** Description of the task **
In the records below, find the lines that include "this" and copy each.
****
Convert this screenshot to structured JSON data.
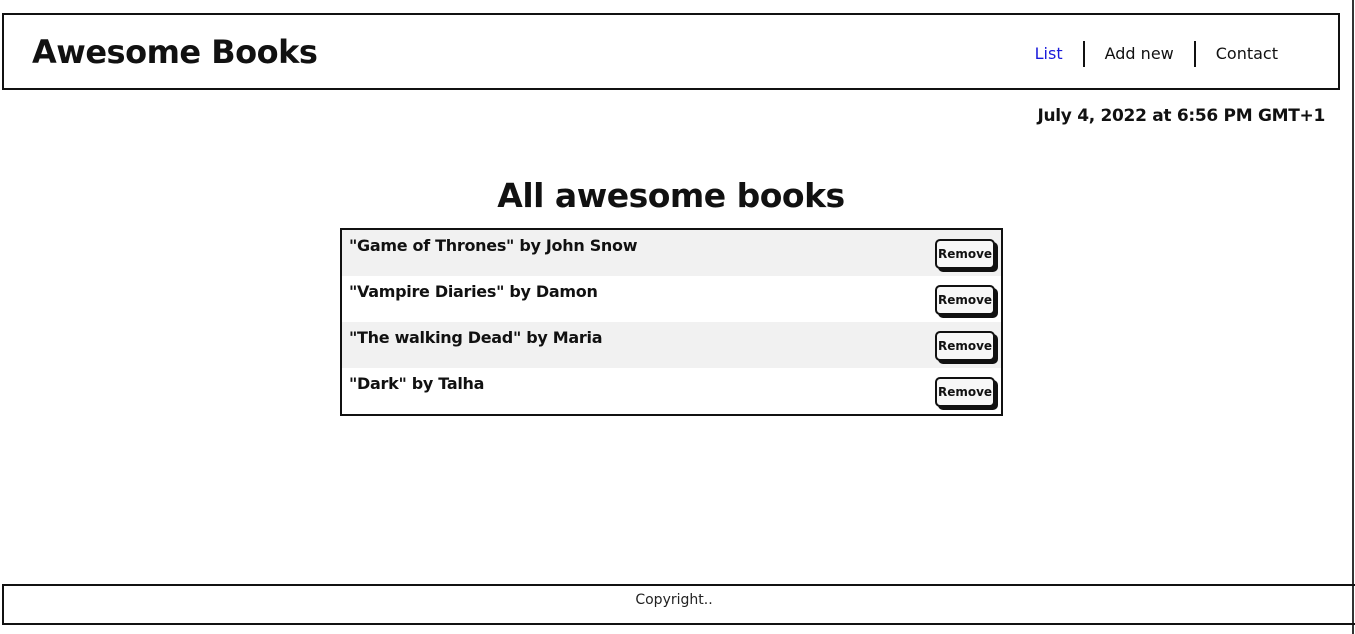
{
  "header": {
    "brand": "Awesome Books",
    "nav": [
      {
        "label": "List",
        "active": true
      },
      {
        "label": "Add new",
        "active": false
      },
      {
        "label": "Contact",
        "active": false
      }
    ]
  },
  "date": "July 4, 2022 at 6:56 PM GMT+1",
  "main": {
    "title": "All awesome books",
    "books": [
      {
        "text": "\"Game of Thrones\" by John Snow",
        "button": "Remove"
      },
      {
        "text": "\"Vampire Diaries\" by Damon",
        "button": "Remove"
      },
      {
        "text": "\"The walking Dead\" by Maria",
        "button": "Remove"
      },
      {
        "text": "\"Dark\" by Talha",
        "button": "Remove"
      }
    ]
  },
  "footer": {
    "text": "Copyright.."
  },
  "colors": {
    "active_link": "#1a1adb",
    "border": "#111111",
    "row_alt": "#f1f1f1"
  }
}
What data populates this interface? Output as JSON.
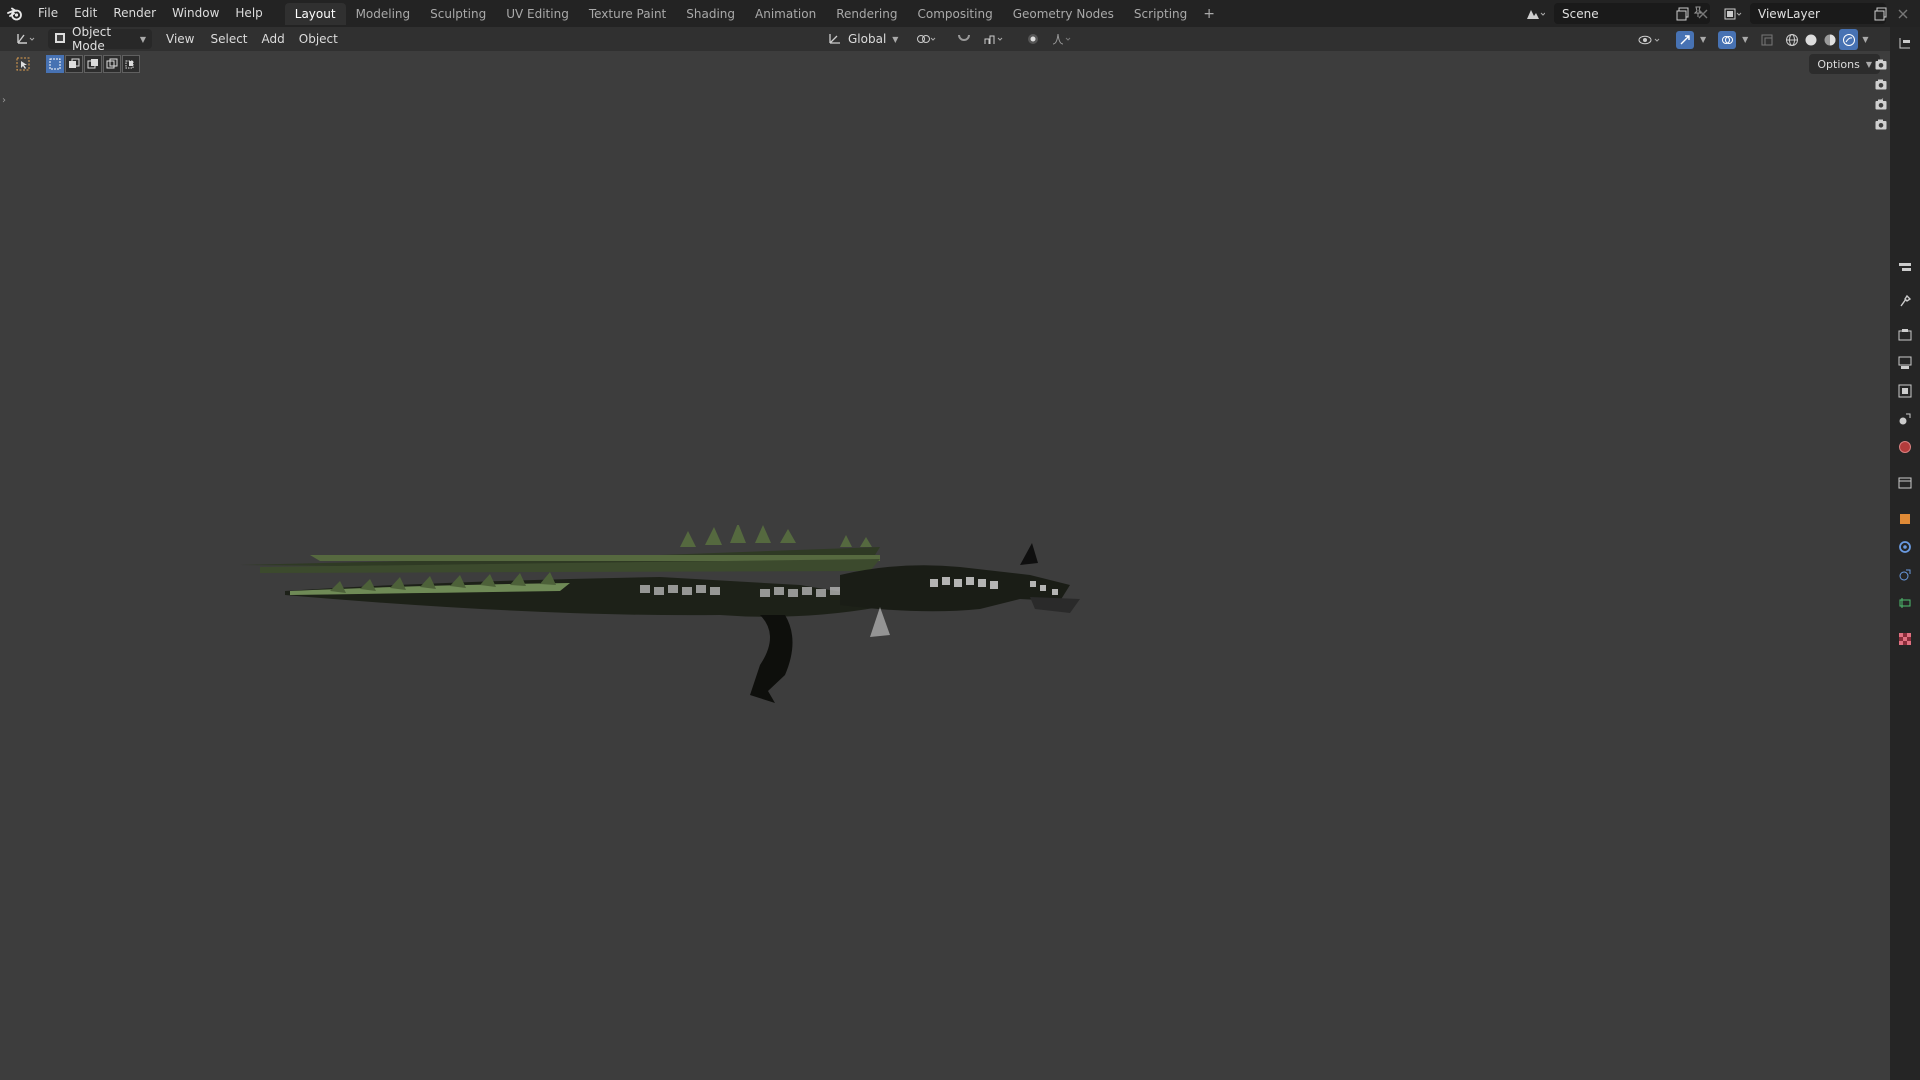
{
  "topbar": {
    "menus": [
      "File",
      "Edit",
      "Render",
      "Window",
      "Help"
    ],
    "workspaces": [
      "Layout",
      "Modeling",
      "Sculpting",
      "UV Editing",
      "Texture Paint",
      "Shading",
      "Animation",
      "Rendering",
      "Compositing",
      "Geometry Nodes",
      "Scripting"
    ],
    "active_workspace": "Layout",
    "add_workspace": "+",
    "scene": "Scene",
    "view_layer": "ViewLayer"
  },
  "header": {
    "mode": "Object Mode",
    "menus": [
      "View",
      "Select",
      "Add",
      "Object"
    ],
    "transform_orientation": "Global"
  },
  "viewport": {
    "options_label": "Options",
    "background_color": "#3d3d3d",
    "object": "dragon-model"
  },
  "colors": {
    "accent": "#4772b3",
    "topbar": "#232323",
    "header": "#303030",
    "viewport": "#3d3d3d"
  }
}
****
** Written response **
Convert this screenshot to structured JSON data.
What data populates this interface? Output as JSON.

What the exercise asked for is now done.